++++ PROVIDED RECORDS

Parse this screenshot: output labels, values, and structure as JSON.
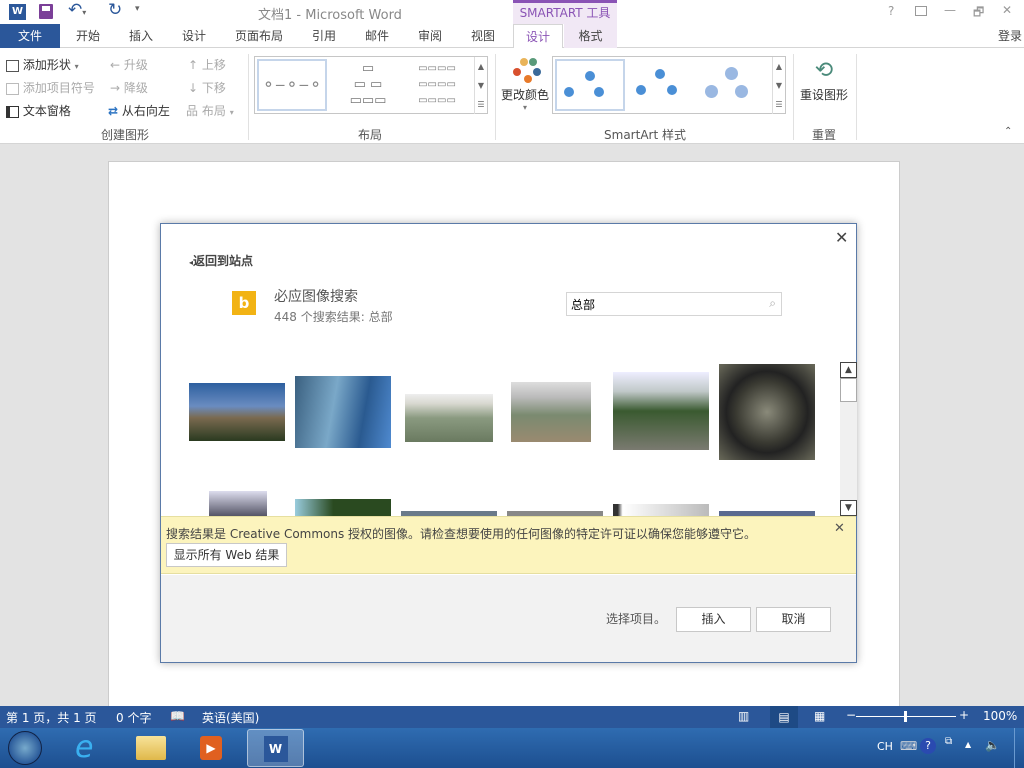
{
  "titlebar": {
    "title": "文档1 - Microsoft Word",
    "context_tools": "SMARTART 工具",
    "help": "?",
    "minimize": "—",
    "restore": "🗗",
    "close": "✕",
    "sign_in": "登录"
  },
  "tabs": [
    {
      "label": "文件"
    },
    {
      "label": "开始"
    },
    {
      "label": "插入"
    },
    {
      "label": "设计"
    },
    {
      "label": "页面布局"
    },
    {
      "label": "引用"
    },
    {
      "label": "邮件"
    },
    {
      "label": "审阅"
    },
    {
      "label": "视图"
    },
    {
      "label": "设计"
    },
    {
      "label": "格式"
    }
  ],
  "ribbon": {
    "create": {
      "add_shape": "添加形状",
      "add_bullet": "添加项目符号",
      "text_pane": "文本窗格",
      "promote": "升级",
      "demote": "降级",
      "rtl": "从右向左",
      "move_up": "上移",
      "move_down": "下移",
      "layout": "布局",
      "group": "创建图形"
    },
    "layouts": {
      "group": "布局"
    },
    "styles": {
      "change_colors": "更改颜色",
      "group": "SmartArt 样式"
    },
    "reset": {
      "reset_graphic": "重设图形",
      "group": "重置"
    }
  },
  "dialog": {
    "back": "返回到站点",
    "source_title": "必应图像搜索",
    "result_count": "448 个搜索结果: 总部",
    "search_value": "总部",
    "notice": "搜索结果是 Creative Commons 授权的图像。请检查想要使用的任何图像的特定许可证以确保您能够遵守它。",
    "show_all": "显示所有 Web 结果",
    "select_hint": "选择项目。",
    "insert": "插入",
    "cancel": "取消"
  },
  "status": {
    "page": "第 1 页，共 1 页",
    "words": "0 个字",
    "language": "英语(美国)",
    "zoom": "100%",
    "zoom_level": 100
  },
  "taskbar": {
    "lang": "CH"
  }
}
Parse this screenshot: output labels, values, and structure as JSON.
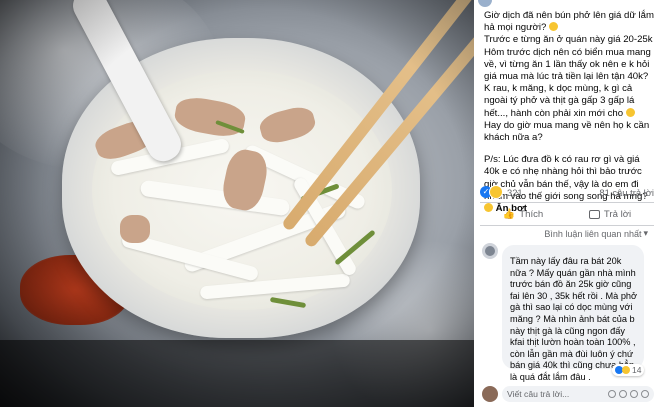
{
  "post": {
    "text_lines": [
      "Giờ dịch đã nên bún phở lên giá dữ lắm hả mọi người?",
      "Trước e từng ăn ở quán này giá 20-25k",
      "Hôm trước dịch nên có biển mua mang về, vì từng ăn 1 lần thấy ok nên e k hỏi giá mua mà lúc trả tiền lại lên tận 40k?",
      "K rau, k măng, k dọc mùng, k gì cả ngoài tý phở và thịt gà gấp 3 gấp lá hết..., hành còn phải xin mới cho",
      "Hay do giờ mua mang về nên họ k cần khách nữa a?",
      "P/s: Lúc đưa đồ k có rau rơ gì và giá 40k e có nhẹ nhàng hỏi thì bảo trước giờ chủ vẫn bán thế, vậy là do em đi nhầm vào thế giới song song hả mng?",
      "Ăn bơt"
    ],
    "reaction_count": "321",
    "comment_count": "81 câu trả lời",
    "like_label": "Thích",
    "reply_label": "Trả lời",
    "sort_label": "Bình luận liên quan nhất"
  },
  "comment": {
    "text": "Tầm này lấy đâu ra bát 20k nữa ? Mấy quán gần nhà mình trước bán đồ ăn 25k giờ cũng fai lên 30 , 35k hết rồi . Mà phở gà thì sao lại có dọc mùng với măng ? Mà nhìn ảnh bát của b này thịt gà là cũng ngon đấy kfai thịt lườn hoàn toàn 100% , còn lẫn gần mà đùi luôn ý chứ bán giá 40k thì cũng chưa hẳn là quá đắt lắm đâu .",
    "reaction_count": "14"
  },
  "reply_box": {
    "placeholder": "Viết câu trả lời..."
  },
  "icons": {
    "like": "thumbs-up-icon",
    "haha": "haha-icon",
    "comment": "comment-icon"
  },
  "colors": {
    "accent": "#1877f2",
    "text": "#050505",
    "muted": "#65676b"
  }
}
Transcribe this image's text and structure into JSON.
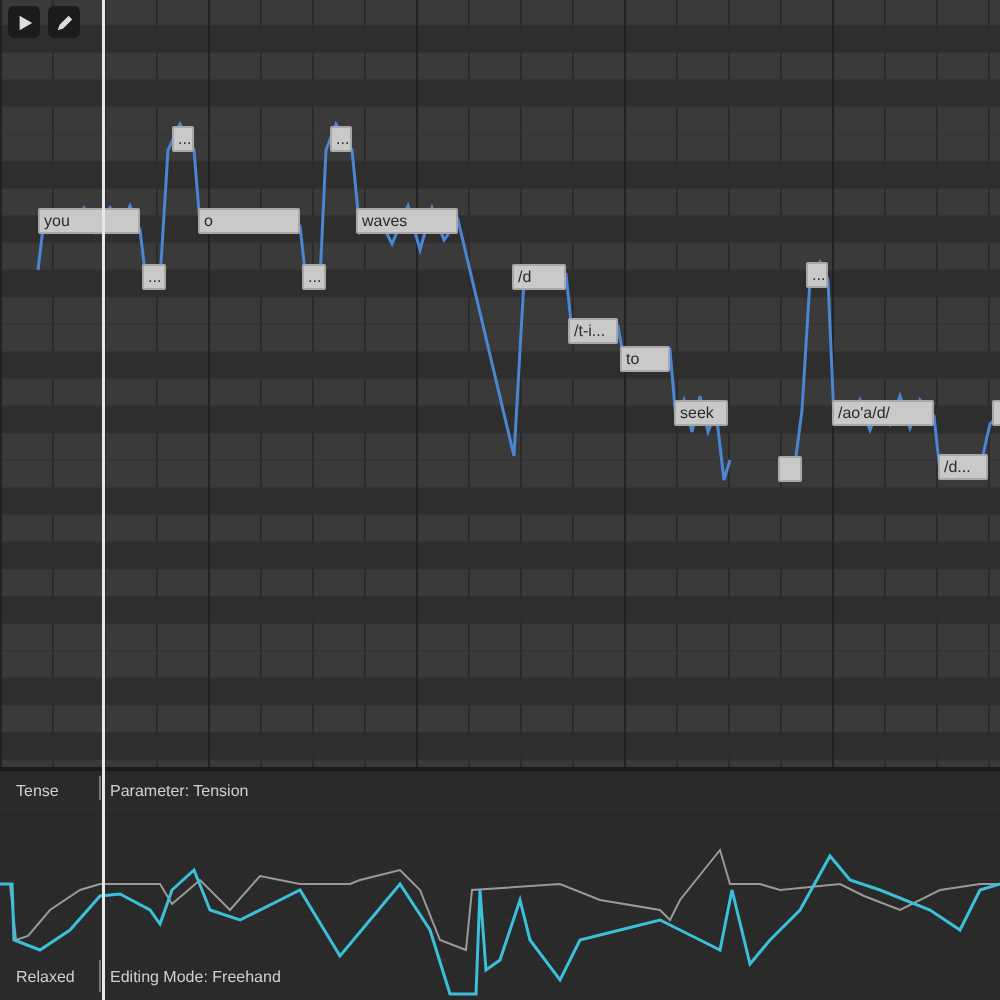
{
  "toolbar": [
    {
      "kind": "play"
    },
    {
      "kind": "pencil"
    }
  ],
  "notes": [
    {
      "kind": "note",
      "lyric": "you"
    },
    {
      "kind": "note",
      "lyric": "..."
    },
    {
      "kind": "note",
      "lyric": "..."
    },
    {
      "kind": "note",
      "lyric": "o"
    },
    {
      "kind": "note",
      "lyric": "..."
    },
    {
      "kind": "note",
      "lyric": "..."
    },
    {
      "kind": "note",
      "lyric": "waves"
    },
    {
      "kind": "note",
      "lyric": "/d"
    },
    {
      "kind": "note",
      "lyric": "/t-i..."
    },
    {
      "kind": "note",
      "lyric": "to"
    },
    {
      "kind": "note",
      "lyric": "seek"
    },
    {
      "kind": "note"
    },
    {
      "kind": "note",
      "lyric": "..."
    },
    {
      "kind": "note",
      "lyric": "/ao'a/d/"
    },
    {
      "kind": "note",
      "lyric": "/d..."
    },
    {
      "kind": "note"
    }
  ],
  "parameter_panel": {
    "top_label": "Tense",
    "bottom_label": "Relaxed",
    "parameter": "Parameter: Tension",
    "mode": "Editing Mode: Freehand"
  }
}
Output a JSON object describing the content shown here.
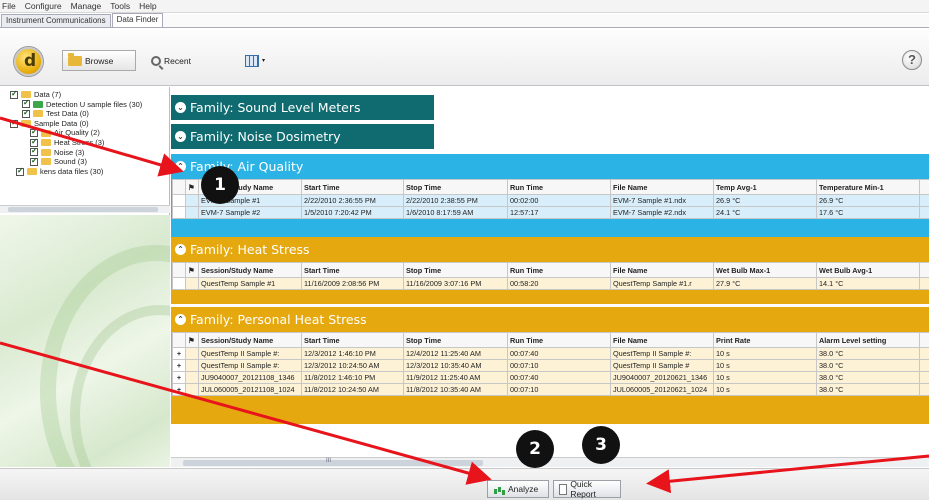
{
  "menu": [
    "File",
    "Configure",
    "Manage",
    "Tools",
    "Help"
  ],
  "tabs": [
    {
      "label": "Instrument Communications",
      "active": false
    },
    {
      "label": "Data Finder",
      "active": true
    }
  ],
  "toolbar": {
    "browse": "Browse",
    "recent": "Recent"
  },
  "tree": [
    {
      "label": "Data (7)",
      "level": 0
    },
    {
      "label": "Detection U sample files (30)",
      "level": 1
    },
    {
      "label": "Test Data (0)",
      "level": 1
    },
    {
      "label": "Sample Data (0)",
      "level": 1
    },
    {
      "label": "Air Quality (2)",
      "level": 2
    },
    {
      "label": "Heat Stress (3)",
      "level": 2
    },
    {
      "label": "Noise (3)",
      "level": 2
    },
    {
      "label": "Sound (3)",
      "level": 2
    },
    {
      "label": "kens data files (30)",
      "level": 1
    }
  ],
  "families": {
    "sound": "Family: Sound Level Meters",
    "noise": "Family: Noise Dosimetry",
    "air": "Family: Air Quality",
    "heat": "Family: Heat Stress",
    "personal": "Family: Personal Heat Stress"
  },
  "air_table": {
    "headers": [
      "Session/Study Name",
      "Start Time",
      "Stop Time",
      "Run Time",
      "File Name",
      "Temp Avg-1",
      "Temperature Min-1"
    ],
    "rows": [
      [
        "EVM-7 Sample #1",
        "2/22/2010 2:36:55 PM",
        "2/22/2010 2:38:55 PM",
        "00:02:00",
        "EVM-7 Sample #1.ndx",
        "26.9 °C",
        "26.9 °C"
      ],
      [
        "EVM-7 Sample #2",
        "1/5/2010 7:20:42 PM",
        "1/6/2010 8:17:59 AM",
        "12:57:17",
        "EVM-7 Sample #2.ndx",
        "24.1 °C",
        "17.6 °C"
      ]
    ]
  },
  "heat_table": {
    "headers": [
      "Session/Study Name",
      "Start Time",
      "Stop Time",
      "Run Time",
      "File Name",
      "Wet Bulb Max-1",
      "Wet Bulb Avg-1"
    ],
    "rows": [
      [
        "QuestTemp Sample #1",
        "11/16/2009 2:08:56 PM",
        "11/16/2009 3:07:16 PM",
        "00:58:20",
        "QuestTemp Sample #1.r",
        "27.9 °C",
        "14.1 °C"
      ]
    ]
  },
  "personal_table": {
    "headers": [
      "Session/Study Name",
      "Start Time",
      "Stop Time",
      "Run Time",
      "File Name",
      "Print Rate",
      "Alarm Level setting"
    ],
    "rows": [
      [
        "QuestTemp II Sample #:",
        "12/3/2012 1:46:10 PM",
        "12/4/2012 11:25:40 AM",
        "00:07:40",
        "QuestTemp II Sample #:",
        "10 s",
        "38.0 °C"
      ],
      [
        "QuestTemp II Sample #:",
        "12/3/2012 10:24:50 AM",
        "12/3/2012 10:35:40 AM",
        "00:07:10",
        "QuestTemp II Sample #",
        "10 s",
        "38.0 °C"
      ],
      [
        "JU9040007_20121108_1346",
        "11/8/2012 1:46:10 PM",
        "11/9/2012 11:25:40 AM",
        "00:07:40",
        "JU9040007_20120621_1346",
        "10 s",
        "38.0 °C"
      ],
      [
        "JUL060005_20121108_1024",
        "11/8/2012 10:24:50 AM",
        "11/8/2012 10:35:40 AM",
        "00:07:10",
        "JUL060005_20120621_1024",
        "10 s",
        "38.0 °C"
      ]
    ]
  },
  "expand_symbol": "+",
  "buttons": {
    "analyze": "Analyze",
    "quick_report": "Quick Report"
  },
  "callouts": [
    "1",
    "2",
    "3"
  ],
  "help_symbol": "?",
  "scroll_thumb": "III",
  "colors": {
    "teal": "#0f6b6f",
    "blue": "#2cb3e6",
    "gold": "#e6a80f",
    "arrow": "#e8141c"
  }
}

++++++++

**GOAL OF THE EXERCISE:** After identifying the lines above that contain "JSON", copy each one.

**RESPONSE BELOW:**
Parse this screenshot: output labels, values, and structure as JSON.
Parse this screenshot: output labels, values, and structure as JSON.
Transcribe this image's text and structure into JSON.
Output a JSON object describing the content shown here.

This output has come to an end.